> _Exercise brief_
Nothing should be dropped or changed: copy every line of the listing.

> _Available data_

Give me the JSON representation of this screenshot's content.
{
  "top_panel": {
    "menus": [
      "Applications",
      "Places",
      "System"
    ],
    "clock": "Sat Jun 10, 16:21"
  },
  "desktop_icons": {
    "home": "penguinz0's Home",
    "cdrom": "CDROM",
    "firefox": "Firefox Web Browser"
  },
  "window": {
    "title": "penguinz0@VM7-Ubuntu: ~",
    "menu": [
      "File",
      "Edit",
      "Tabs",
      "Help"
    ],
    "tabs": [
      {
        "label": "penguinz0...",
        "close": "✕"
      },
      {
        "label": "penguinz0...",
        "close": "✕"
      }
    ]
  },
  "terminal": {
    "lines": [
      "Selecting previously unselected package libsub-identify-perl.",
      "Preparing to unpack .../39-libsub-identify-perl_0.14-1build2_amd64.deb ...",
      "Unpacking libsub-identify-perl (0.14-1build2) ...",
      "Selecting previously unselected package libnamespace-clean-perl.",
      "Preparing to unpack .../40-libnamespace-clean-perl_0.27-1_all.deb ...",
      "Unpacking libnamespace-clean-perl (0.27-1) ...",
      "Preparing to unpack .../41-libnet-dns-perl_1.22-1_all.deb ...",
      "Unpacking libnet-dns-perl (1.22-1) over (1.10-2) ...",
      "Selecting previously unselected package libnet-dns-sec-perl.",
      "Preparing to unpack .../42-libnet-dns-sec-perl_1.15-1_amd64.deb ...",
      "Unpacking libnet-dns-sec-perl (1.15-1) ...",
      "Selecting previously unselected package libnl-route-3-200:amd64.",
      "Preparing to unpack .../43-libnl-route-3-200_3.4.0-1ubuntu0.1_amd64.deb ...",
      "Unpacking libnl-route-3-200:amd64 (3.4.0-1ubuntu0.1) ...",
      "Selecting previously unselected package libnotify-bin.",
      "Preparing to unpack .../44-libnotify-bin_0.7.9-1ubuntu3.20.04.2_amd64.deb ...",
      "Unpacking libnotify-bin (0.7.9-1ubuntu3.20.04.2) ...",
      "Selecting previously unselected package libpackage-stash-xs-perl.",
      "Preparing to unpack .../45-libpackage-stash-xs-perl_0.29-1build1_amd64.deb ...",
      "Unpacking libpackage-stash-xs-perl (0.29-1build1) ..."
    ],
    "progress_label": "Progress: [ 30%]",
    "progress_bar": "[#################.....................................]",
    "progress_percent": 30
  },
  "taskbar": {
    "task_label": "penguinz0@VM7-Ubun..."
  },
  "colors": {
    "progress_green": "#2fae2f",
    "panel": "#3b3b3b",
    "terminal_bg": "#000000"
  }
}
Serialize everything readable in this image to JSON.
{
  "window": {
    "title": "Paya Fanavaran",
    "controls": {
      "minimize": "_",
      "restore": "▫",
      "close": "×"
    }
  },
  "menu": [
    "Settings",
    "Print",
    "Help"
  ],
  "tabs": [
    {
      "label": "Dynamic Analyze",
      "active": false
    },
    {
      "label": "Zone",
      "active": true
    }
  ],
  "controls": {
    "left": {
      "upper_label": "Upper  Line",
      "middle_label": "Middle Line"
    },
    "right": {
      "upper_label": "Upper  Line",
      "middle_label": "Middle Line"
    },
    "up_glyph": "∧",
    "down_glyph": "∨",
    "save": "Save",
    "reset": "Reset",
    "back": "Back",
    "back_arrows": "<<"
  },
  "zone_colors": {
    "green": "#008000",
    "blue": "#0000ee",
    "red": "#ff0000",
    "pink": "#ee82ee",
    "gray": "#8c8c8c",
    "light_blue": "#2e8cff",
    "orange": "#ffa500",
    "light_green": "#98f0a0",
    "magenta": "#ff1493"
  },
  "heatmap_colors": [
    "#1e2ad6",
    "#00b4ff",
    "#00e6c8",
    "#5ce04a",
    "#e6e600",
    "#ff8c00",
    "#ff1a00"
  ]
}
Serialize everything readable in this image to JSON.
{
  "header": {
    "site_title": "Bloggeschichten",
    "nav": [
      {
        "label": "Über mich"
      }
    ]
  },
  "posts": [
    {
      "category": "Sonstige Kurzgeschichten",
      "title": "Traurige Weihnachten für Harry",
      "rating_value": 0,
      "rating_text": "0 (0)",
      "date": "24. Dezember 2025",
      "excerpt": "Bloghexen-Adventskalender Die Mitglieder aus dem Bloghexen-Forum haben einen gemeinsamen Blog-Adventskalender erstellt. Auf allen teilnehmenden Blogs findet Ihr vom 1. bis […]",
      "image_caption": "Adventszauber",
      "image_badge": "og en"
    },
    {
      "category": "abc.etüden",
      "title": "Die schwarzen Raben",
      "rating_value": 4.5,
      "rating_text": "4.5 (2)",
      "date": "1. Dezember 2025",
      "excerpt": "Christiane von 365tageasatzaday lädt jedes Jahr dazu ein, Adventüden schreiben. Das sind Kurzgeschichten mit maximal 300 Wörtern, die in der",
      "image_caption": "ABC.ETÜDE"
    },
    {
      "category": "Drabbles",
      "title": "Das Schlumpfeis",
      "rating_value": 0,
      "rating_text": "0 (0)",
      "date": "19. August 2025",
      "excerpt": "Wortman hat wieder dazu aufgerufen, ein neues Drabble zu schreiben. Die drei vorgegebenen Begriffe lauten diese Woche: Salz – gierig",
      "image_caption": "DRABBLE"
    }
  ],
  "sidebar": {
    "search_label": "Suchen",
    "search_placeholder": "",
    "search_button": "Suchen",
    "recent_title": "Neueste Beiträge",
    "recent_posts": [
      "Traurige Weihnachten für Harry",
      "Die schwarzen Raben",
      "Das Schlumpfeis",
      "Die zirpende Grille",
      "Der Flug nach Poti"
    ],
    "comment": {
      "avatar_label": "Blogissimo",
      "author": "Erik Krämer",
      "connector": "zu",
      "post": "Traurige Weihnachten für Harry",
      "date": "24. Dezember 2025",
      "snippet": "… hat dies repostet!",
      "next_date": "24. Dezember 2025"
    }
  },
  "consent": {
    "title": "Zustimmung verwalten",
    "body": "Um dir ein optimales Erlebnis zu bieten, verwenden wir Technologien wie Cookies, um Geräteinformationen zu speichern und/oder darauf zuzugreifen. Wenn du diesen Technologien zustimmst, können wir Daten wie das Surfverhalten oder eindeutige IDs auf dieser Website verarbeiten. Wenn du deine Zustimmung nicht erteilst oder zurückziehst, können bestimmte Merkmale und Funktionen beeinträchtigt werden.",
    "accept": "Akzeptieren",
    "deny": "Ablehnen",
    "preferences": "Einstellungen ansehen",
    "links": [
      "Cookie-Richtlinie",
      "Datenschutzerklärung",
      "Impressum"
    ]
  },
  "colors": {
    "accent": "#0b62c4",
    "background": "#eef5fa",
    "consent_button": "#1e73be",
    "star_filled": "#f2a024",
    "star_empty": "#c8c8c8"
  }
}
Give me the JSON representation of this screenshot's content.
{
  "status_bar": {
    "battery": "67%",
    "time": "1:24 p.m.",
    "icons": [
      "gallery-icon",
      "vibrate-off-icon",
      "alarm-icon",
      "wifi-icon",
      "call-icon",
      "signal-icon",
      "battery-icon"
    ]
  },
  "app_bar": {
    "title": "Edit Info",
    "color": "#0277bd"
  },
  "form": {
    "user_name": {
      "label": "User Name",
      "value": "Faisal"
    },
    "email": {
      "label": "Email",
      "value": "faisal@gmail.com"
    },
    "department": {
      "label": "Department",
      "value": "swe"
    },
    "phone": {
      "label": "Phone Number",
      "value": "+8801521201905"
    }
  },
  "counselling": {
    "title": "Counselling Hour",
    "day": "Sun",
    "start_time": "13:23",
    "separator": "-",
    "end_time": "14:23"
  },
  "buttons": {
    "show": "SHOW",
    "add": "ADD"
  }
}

> _Result_
Give me the JSON representation of this screenshot's content.
{
  "top_panel": {
    "menus": [
      "Applications",
      "Places",
      "System"
    ],
    "clock": "Sat Jun 10, 16:21"
  },
  "desktop_icons": {
    "home": "penguinz0's Home",
    "cdrom": "CDROM",
    "firefox": "Firefox Web Browser"
  },
  "window": {
    "title": "penguinz0@VM7-Ubuntu: ~",
    "menu": [
      "File",
      "Edit",
      "Tabs",
      "Help"
    ],
    "tabs": [
      {
        "label": "penguinz0...",
        "close": "✕"
      },
      {
        "label": "penguinz0...",
        "close": "✕"
      }
    ]
  },
  "terminal": {
    "lines": [
      "Selecting previously unselected package libsub-identify-perl.",
      "Preparing to unpack .../39-libsub-identify-perl_0.14-1build2_amd64.deb ...",
      "Unpacking libsub-identify-perl (0.14-1build2) ...",
      "Selecting previously unselected package libnamespace-clean-perl.",
      "Preparing to unpack .../40-libnamespace-clean-perl_0.27-1_all.deb ...",
      "Unpacking libnamespace-clean-perl (0.27-1) ...",
      "Preparing to unpack .../41-libnet-dns-perl_1.22-1_all.deb ...",
      "Unpacking libnet-dns-perl (1.22-1) over (1.10-2) ...",
      "Selecting previously unselected package libnet-dns-sec-perl.",
      "Preparing to unpack .../42-libnet-dns-sec-perl_1.15-1_amd64.deb ...",
      "Unpacking libnet-dns-sec-perl (1.15-1) ...",
      "Selecting previously unselected package libnl-route-3-200:amd64.",
      "Preparing to unpack .../43-libnl-route-3-200_3.4.0-1ubuntu0.1_amd64.deb ...",
      "Unpacking libnl-route-3-200:amd64 (3.4.0-1ubuntu0.1) ...",
      "Selecting previously unselected package libnotify-bin.",
      "Preparing to unpack .../44-libnotify-bin_0.7.9-1ubuntu3.20.04.2_amd64.deb ...",
      "Unpacking libnotify-bin (0.7.9-1ubuntu3.20.04.2) ...",
      "Selecting previously unselected package libpackage-stash-xs-perl.",
      "Preparing to unpack .../45-libpackage-stash-xs-perl_0.29-1build1_amd64.deb ...",
      "Unpacking libpackage-stash-xs-perl (0.29-1build1) ..."
    ],
    "progress_label": "Progress: [ 30%]",
    "progress_bar": "[#################.....................................]",
    "progress_percent": 30
  },
  "taskbar": {
    "task_label": "penguinz0@VM7-Ubun..."
  },
  "colors": {
    "progress_green": "#2fae2f",
    "panel": "#3b3b3b",
    "terminal_bg": "#000000"
  }
}
Serialize everything readable in this image to JSON.
{
  "window": {
    "title": "Paya Fanavaran",
    "controls": {
      "minimize": "_",
      "restore": "▫",
      "close": "×"
    }
  },
  "menu": [
    "Settings",
    "Print",
    "Help"
  ],
  "tabs": [
    {
      "label": "Dynamic Analyze",
      "active": false
    },
    {
      "label": "Zone",
      "active": true
    }
  ],
  "controls": {
    "left": {
      "upper_label": "Upper  Line",
      "middle_label": "Middle Line"
    },
    "right": {
      "upper_label": "Upper  Line",
      "middle_label": "Middle Line"
    },
    "up_glyph": "∧",
    "down_glyph": "∨",
    "save": "Save",
    "reset": "Reset",
    "back": "Back",
    "back_arrows": "<<"
  },
  "zone_colors": {
    "green": "#008000",
    "blue": "#0000ee",
    "red": "#ff0000",
    "pink": "#ee82ee",
    "gray": "#8c8c8c",
    "light_blue": "#2e8cff",
    "orange": "#ffa500",
    "light_green": "#98f0a0",
    "magenta": "#ff1493"
  },
  "heatmap_colors": [
    "#1e2ad6",
    "#00b4ff",
    "#00e6c8",
    "#5ce04a",
    "#e6e600",
    "#ff8c00",
    "#ff1a00"
  ]
}
Serialize everything readable in this image to JSON.
{
  "header": {
    "site_title": "Bloggeschichten",
    "nav": [
      {
        "label": "Über mich"
      }
    ]
  },
  "posts": [
    {
      "category": "Sonstige Kurzgeschichten",
      "title": "Traurige Weihnachten für Harry",
      "rating_value": 0,
      "rating_text": "0 (0)",
      "date": "24. Dezember 2025",
      "excerpt": "Bloghexen-Adventskalender Die Mitglieder aus dem Bloghexen-Forum haben einen gemeinsamen Blog-Adventskalender erstellt. Auf allen teilnehmenden Blogs findet Ihr vom 1. bis […]",
      "image_caption": "Adventszauber",
      "image_badge": "og en"
    },
    {
      "category": "abc.etüden",
      "title": "Die schwarzen Raben",
      "rating_value": 4.5,
      "rating_text": "4.5 (2)",
      "date": "1. Dezember 2025",
      "excerpt": "Christiane von 365tageasatzaday lädt jedes Jahr dazu ein, Adventüden schreiben. Das sind Kurzgeschichten mit maximal 300 Wörtern, die in der",
      "image_caption": "ABC.ETÜDE"
    },
    {
      "category": "Drabbles",
      "title": "Das Schlumpfeis",
      "rating_value": 0,
      "rating_text": "0 (0)",
      "date": "19. August 2025",
      "excerpt": "Wortman hat wieder dazu aufgerufen, ein neues Drabble zu schreiben. Die drei vorgegebenen Begriffe lauten diese Woche: Salz – gierig",
      "image_caption": "DRABBLE"
    }
  ],
  "sidebar": {
    "search_label": "Suchen",
    "search_placeholder": "",
    "search_button": "Suchen",
    "recent_title": "Neueste Beiträge",
    "recent_posts": [
      "Traurige Weihnachten für Harry",
      "Die schwarzen Raben",
      "Das Schlumpfeis",
      "Die zirpende Grille",
      "Der Flug nach Poti"
    ],
    "comment": {
      "avatar_label": "Blogissimo",
      "author": "Erik Krämer",
      "connector": "zu",
      "post": "Traurige Weihnachten für Harry",
      "date": "24. Dezember 2025",
      "snippet": "… hat dies repostet!",
      "next_date": "24. Dezember 2025"
    }
  },
  "consent": {
    "title": "Zustimmung verwalten",
    "body": "Um dir ein optimales Erlebnis zu bieten, verwenden wir Technologien wie Cookies, um Geräteinformationen zu speichern und/oder darauf zuzugreifen. Wenn du diesen Technologien zustimmst, können wir Daten wie das Surfverhalten oder eindeutige IDs auf dieser Website verarbeiten. Wenn du deine Zustimmung nicht erteilst oder zurückziehst, können bestimmte Merkmale und Funktionen beeinträchtigt werden.",
    "accept": "Akzeptieren",
    "deny": "Ablehnen",
    "preferences": "Einstellungen ansehen",
    "links": [
      "Cookie-Richtlinie",
      "Datenschutzerklärung",
      "Impressum"
    ]
  },
  "colors": {
    "accent": "#0b62c4",
    "background": "#eef5fa",
    "consent_button": "#1e73be",
    "star_filled": "#f2a024",
    "star_empty": "#c8c8c8"
  }
}
Give me the JSON representation of this screenshot's content.
{
  "status_bar": {
    "battery": "67%",
    "time": "1:24 p.m.",
    "icons": [
      "gallery-icon",
      "vibrate-off-icon",
      "alarm-icon",
      "wifi-icon",
      "call-icon",
      "signal-icon",
      "battery-icon"
    ]
  },
  "app_bar": {
    "title": "Edit Info",
    "color": "#0277bd"
  },
  "form": {
    "user_name": {
      "label": "User Name",
      "value": "Faisal"
    },
    "email": {
      "label": "Email",
      "value": "faisal@gmail.com"
    },
    "department": {
      "label": "Department",
      "value": "swe"
    },
    "phone": {
      "label": "Phone Number",
      "value": "+8801521201905"
    }
  },
  "counselling": {
    "title": "Counselling Hour",
    "day": "Sun",
    "start_time": "13:23",
    "separator": "-",
    "end_time": "14:23"
  },
  "buttons": {
    "show": "SHOW",
    "add": "ADD"
  }
}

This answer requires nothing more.